» TASK DIRECTIONS
Every word in the data below belongs in your copy, exactly as given; the pictures do not.

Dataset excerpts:
= = = =
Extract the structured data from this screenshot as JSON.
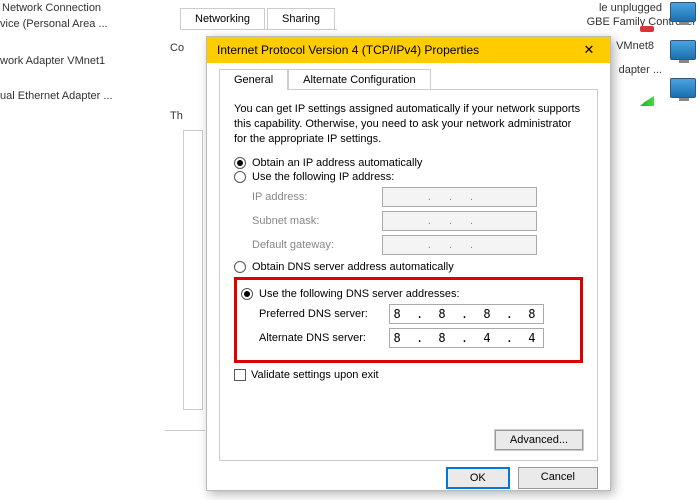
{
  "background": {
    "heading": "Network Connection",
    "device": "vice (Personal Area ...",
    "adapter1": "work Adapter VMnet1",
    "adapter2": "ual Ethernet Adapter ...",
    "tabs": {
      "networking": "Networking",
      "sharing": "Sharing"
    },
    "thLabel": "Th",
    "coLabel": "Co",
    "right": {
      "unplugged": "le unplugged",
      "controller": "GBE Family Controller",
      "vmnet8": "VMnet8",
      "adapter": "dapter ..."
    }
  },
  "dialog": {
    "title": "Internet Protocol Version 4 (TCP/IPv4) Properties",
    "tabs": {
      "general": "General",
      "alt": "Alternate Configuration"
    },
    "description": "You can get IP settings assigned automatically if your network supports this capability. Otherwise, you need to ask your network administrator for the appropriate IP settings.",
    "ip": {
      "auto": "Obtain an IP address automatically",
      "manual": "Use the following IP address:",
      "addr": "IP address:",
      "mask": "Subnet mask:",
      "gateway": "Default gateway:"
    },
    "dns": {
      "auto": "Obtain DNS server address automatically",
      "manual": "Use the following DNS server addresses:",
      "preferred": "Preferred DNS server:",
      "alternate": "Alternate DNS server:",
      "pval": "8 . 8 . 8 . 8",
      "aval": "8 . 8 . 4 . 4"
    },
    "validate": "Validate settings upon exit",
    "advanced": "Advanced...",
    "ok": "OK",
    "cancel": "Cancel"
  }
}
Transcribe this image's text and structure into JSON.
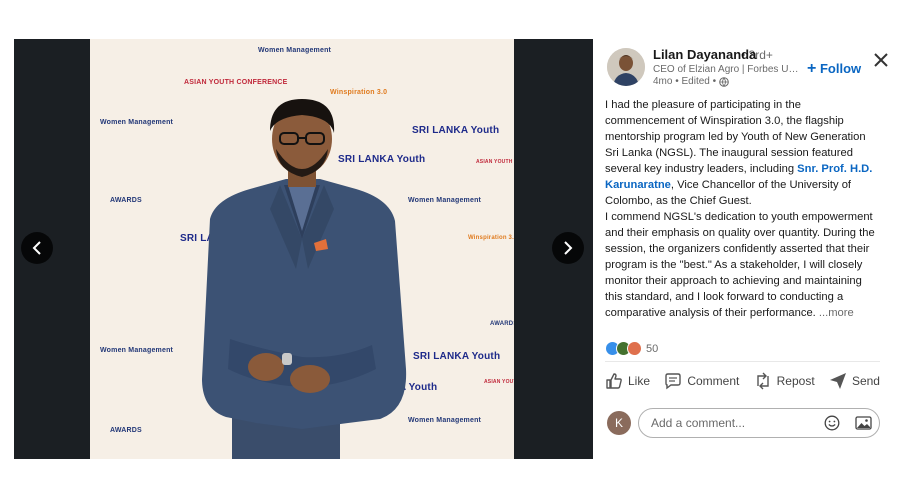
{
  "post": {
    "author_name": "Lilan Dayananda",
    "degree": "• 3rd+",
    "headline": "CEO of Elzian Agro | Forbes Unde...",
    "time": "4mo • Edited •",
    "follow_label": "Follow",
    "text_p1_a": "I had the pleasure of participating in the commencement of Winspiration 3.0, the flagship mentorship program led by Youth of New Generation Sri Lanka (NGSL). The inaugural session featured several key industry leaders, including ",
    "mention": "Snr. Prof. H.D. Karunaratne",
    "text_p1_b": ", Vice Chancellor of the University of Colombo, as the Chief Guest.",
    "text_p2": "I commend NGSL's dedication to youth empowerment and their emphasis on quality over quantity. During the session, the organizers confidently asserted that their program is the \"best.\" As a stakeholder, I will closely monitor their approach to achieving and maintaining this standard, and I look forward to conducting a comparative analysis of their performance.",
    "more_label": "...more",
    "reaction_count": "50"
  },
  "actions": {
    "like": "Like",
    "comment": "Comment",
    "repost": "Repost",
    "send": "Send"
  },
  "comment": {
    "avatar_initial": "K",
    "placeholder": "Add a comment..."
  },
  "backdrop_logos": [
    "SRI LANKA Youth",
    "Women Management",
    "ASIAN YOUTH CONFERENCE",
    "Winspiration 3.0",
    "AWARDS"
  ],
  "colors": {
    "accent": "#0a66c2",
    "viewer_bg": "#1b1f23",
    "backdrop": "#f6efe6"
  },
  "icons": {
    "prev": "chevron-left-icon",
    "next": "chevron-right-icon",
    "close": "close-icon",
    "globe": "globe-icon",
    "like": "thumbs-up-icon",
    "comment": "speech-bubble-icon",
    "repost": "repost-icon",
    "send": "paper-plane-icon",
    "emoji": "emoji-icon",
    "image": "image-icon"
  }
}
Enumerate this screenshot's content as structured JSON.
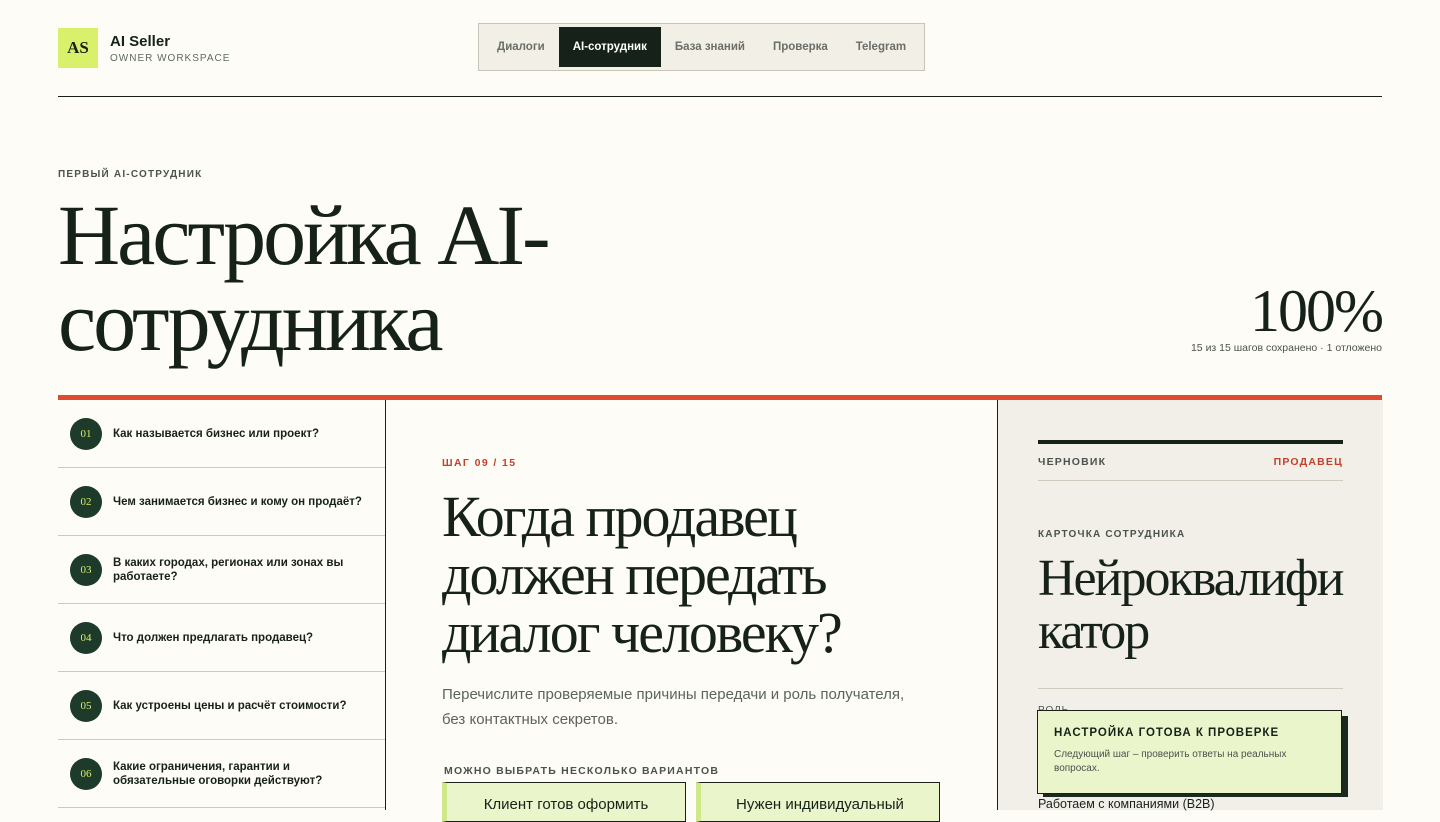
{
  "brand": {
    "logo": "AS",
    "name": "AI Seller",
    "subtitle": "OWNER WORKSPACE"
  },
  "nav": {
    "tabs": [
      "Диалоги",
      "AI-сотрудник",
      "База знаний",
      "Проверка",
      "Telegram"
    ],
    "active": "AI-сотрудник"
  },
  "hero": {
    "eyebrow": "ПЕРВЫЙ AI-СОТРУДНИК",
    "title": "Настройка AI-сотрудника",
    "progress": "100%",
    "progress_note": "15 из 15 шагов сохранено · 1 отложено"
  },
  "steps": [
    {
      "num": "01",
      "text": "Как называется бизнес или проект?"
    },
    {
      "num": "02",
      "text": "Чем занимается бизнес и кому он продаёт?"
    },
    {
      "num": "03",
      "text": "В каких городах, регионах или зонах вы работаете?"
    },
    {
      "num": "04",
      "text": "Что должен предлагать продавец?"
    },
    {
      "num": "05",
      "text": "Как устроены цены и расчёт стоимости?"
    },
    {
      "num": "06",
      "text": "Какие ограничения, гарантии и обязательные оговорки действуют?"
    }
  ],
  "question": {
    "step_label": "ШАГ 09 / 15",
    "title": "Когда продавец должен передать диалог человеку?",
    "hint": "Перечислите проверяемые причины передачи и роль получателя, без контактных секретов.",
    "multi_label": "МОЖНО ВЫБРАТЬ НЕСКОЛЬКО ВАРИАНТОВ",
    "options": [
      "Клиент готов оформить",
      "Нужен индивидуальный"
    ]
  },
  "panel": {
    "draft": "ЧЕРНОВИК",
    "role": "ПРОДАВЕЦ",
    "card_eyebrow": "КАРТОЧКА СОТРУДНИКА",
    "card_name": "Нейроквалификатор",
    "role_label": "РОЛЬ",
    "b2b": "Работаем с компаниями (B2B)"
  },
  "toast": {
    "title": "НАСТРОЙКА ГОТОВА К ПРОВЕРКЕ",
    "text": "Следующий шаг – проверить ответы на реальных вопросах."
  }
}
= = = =
» SOLVED EXERCISE
Extract the structured data from this screenshot as JSON.
{
  "background": {
    "heading": "Network Connection",
    "device": "vice (Personal Area ...",
    "adapter1": "work Adapter VMnet1",
    "adapter2": "ual Ethernet Adapter ...",
    "tabs": {
      "networking": "Networking",
      "sharing": "Sharing"
    },
    "thLabel": "Th",
    "coLabel": "Co",
    "right": {
      "unplugged": "le unplugged",
      "controller": "GBE Family Controller",
      "vmnet8": "VMnet8",
      "adapter": "dapter ..."
    }
  },
  "dialog": {
    "title": "Internet Protocol Version 4 (TCP/IPv4) Properties",
    "tabs": {
      "general": "General",
      "alt": "Alternate Configuration"
    },
    "description": "You can get IP settings assigned automatically if your network supports this capability. Otherwise, you need to ask your network administrator for the appropriate IP settings.",
    "ip": {
      "auto": "Obtain an IP address automatically",
      "manual": "Use the following IP address:",
      "addr": "IP address:",
      "mask": "Subnet mask:",
      "gateway": "Default gateway:"
    },
    "dns": {
      "auto": "Obtain DNS server address automatically",
      "manual": "Use the following DNS server addresses:",
      "preferred": "Preferred DNS server:",
      "alternate": "Alternate DNS server:",
      "pval": "8 . 8 . 8 . 8",
      "aval": "8 . 8 . 4 . 4"
    },
    "validate": "Validate settings upon exit",
    "advanced": "Advanced...",
    "ok": "OK",
    "cancel": "Cancel"
  }
}
Transcribe this image's text and structure into JSON.
{
  "post": {
    "author_name": "Lilan Dayananda",
    "degree": "• 3rd+",
    "headline": "CEO of Elzian Agro | Forbes Unde...",
    "time": "4mo • Edited •",
    "follow_label": "Follow",
    "text_p1_a": "I had the pleasure of participating in the commencement of Winspiration 3.0, the flagship mentorship program led by Youth of New Generation Sri Lanka (NGSL). The inaugural session featured several key industry leaders, including ",
    "mention": "Snr. Prof. H.D. Karunaratne",
    "text_p1_b": ", Vice Chancellor of the University of Colombo, as the Chief Guest.",
    "text_p2": "I commend NGSL's dedication to youth empowerment and their emphasis on quality over quantity. During the session, the organizers confidently asserted that their program is the \"best.\" As a stakeholder, I will closely monitor their approach to achieving and maintaining this standard, and I look forward to conducting a comparative analysis of their performance.",
    "more_label": "...more",
    "reaction_count": "50"
  },
  "actions": {
    "like": "Like",
    "comment": "Comment",
    "repost": "Repost",
    "send": "Send"
  },
  "comment": {
    "avatar_initial": "K",
    "placeholder": "Add a comment..."
  },
  "backdrop_logos": [
    "SRI LANKA Youth",
    "Women Management",
    "ASIAN YOUTH CONFERENCE",
    "Winspiration 3.0",
    "AWARDS"
  ],
  "colors": {
    "accent": "#0a66c2",
    "viewer_bg": "#1b1f23",
    "backdrop": "#f6efe6"
  },
  "icons": {
    "prev": "chevron-left-icon",
    "next": "chevron-right-icon",
    "close": "close-icon",
    "globe": "globe-icon",
    "like": "thumbs-up-icon",
    "comment": "speech-bubble-icon",
    "repost": "repost-icon",
    "send": "paper-plane-icon",
    "emoji": "emoji-icon",
    "image": "image-icon"
  }
}
Enumerate this screenshot's content as structured JSON.
{
  "brand": {
    "logo": "AS",
    "name": "AI Seller",
    "subtitle": "OWNER WORKSPACE"
  },
  "nav": {
    "tabs": [
      "Диалоги",
      "AI-сотрудник",
      "База знаний",
      "Проверка",
      "Telegram"
    ],
    "active": "AI-сотрудник"
  },
  "hero": {
    "eyebrow": "ПЕРВЫЙ AI-СОТРУДНИК",
    "title": "Настройка AI-сотрудника",
    "progress": "100%",
    "progress_note": "15 из 15 шагов сохранено · 1 отложено"
  },
  "steps": [
    {
      "num": "01",
      "text": "Как называется бизнес или проект?"
    },
    {
      "num": "02",
      "text": "Чем занимается бизнес и кому он продаёт?"
    },
    {
      "num": "03",
      "text": "В каких городах, регионах или зонах вы работаете?"
    },
    {
      "num": "04",
      "text": "Что должен предлагать продавец?"
    },
    {
      "num": "05",
      "text": "Как устроены цены и расчёт стоимости?"
    },
    {
      "num": "06",
      "text": "Какие ограничения, гарантии и обязательные оговорки действуют?"
    }
  ],
  "question": {
    "step_label": "ШАГ 09 / 15",
    "title": "Когда продавец должен передать диалог человеку?",
    "hint": "Перечислите проверяемые причины передачи и роль получателя, без контактных секретов.",
    "multi_label": "МОЖНО ВЫБРАТЬ НЕСКОЛЬКО ВАРИАНТОВ",
    "options": [
      "Клиент готов оформить",
      "Нужен индивидуальный"
    ]
  },
  "panel": {
    "draft": "ЧЕРНОВИК",
    "role": "ПРОДАВЕЦ",
    "card_eyebrow": "КАРТОЧКА СОТРУДНИКА",
    "card_name": "Нейроквалификатор",
    "role_label": "РОЛЬ",
    "b2b": "Работаем с компаниями (B2B)"
  },
  "toast": {
    "title": "НАСТРОЙКА ГОТОВА К ПРОВЕРКЕ",
    "text": "Следующий шаг – проверить ответы на реальных вопросах."
  }
}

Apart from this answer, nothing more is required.